Data records for software interfaces:
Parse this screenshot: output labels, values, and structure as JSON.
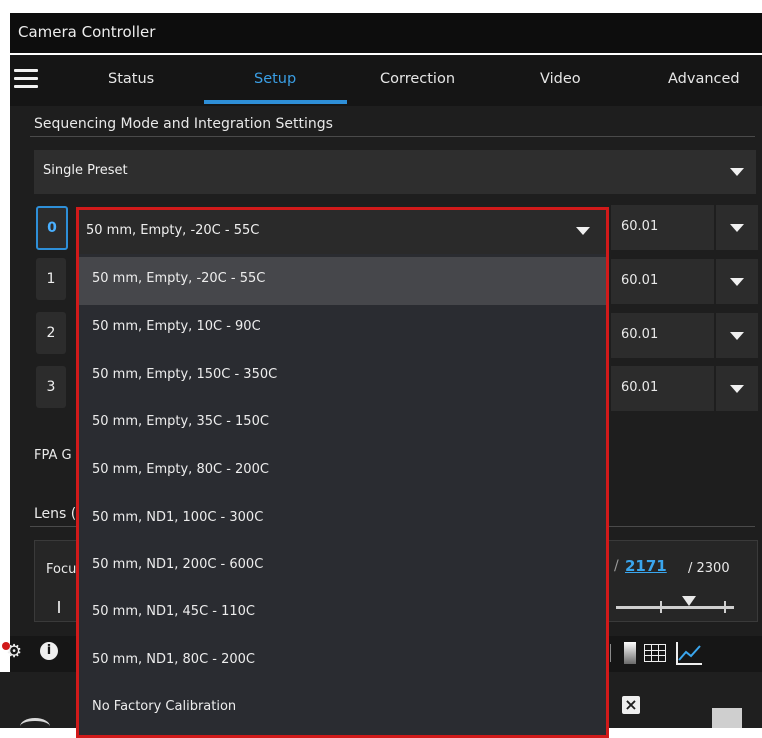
{
  "window": {
    "title": "Camera Controller"
  },
  "nav": {
    "tabs": [
      {
        "label": "Status"
      },
      {
        "label": "Setup"
      },
      {
        "label": "Correction"
      },
      {
        "label": "Video"
      },
      {
        "label": "Advanced"
      }
    ],
    "active_tab": "Setup",
    "menu_icon": "hamburger-menu-icon"
  },
  "setup": {
    "section_title": "Sequencing Mode and Integration Settings",
    "sequencing_mode": "Single Preset",
    "presets": [
      {
        "index": "0",
        "value": "60.01"
      },
      {
        "index": "1",
        "value": "60.01"
      },
      {
        "index": "2",
        "value": "60.01"
      },
      {
        "index": "3",
        "value": "60.01"
      }
    ],
    "fpa_label_partial": "FPA G",
    "lens_label_partial": "Lens (",
    "focus_label_partial": "Focu",
    "focus_value": "2171",
    "focus_max": "/ 2300",
    "preset_separator": "/"
  },
  "dropdown": {
    "selected": "50 mm, Empty, -20C - 55C",
    "options": [
      "50 mm, Empty, -20C - 55C",
      "50 mm, Empty, 10C - 90C",
      "50 mm, Empty, 150C - 350C",
      "50 mm, Empty, 35C - 150C",
      "50 mm, Empty, 80C - 200C",
      "50 mm, ND1, 100C - 300C",
      "50 mm, ND1, 200C - 600C",
      "50 mm, ND1, 45C - 110C",
      "50 mm, ND1, 80C - 200C",
      "No Factory Calibration"
    ]
  },
  "colors": {
    "accent": "#2e8fd8",
    "highlight_border": "#d11a1a"
  },
  "toolbar": {
    "icons": [
      "gear-icon",
      "info-icon",
      "colorbar-icon",
      "grid-icon",
      "chart-icon",
      "close-box-icon"
    ]
  }
}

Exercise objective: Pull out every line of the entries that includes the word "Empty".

Expected answer:
    "selected": "50 mm, Empty, -20C - 55C",
      "50 mm, Empty, -20C - 55C",
      "50 mm, Empty, 10C - 90C",
      "50 mm, Empty, 150C - 350C",
      "50 mm, Empty, 35C - 150C",
      "50 mm, Empty, 80C - 200C",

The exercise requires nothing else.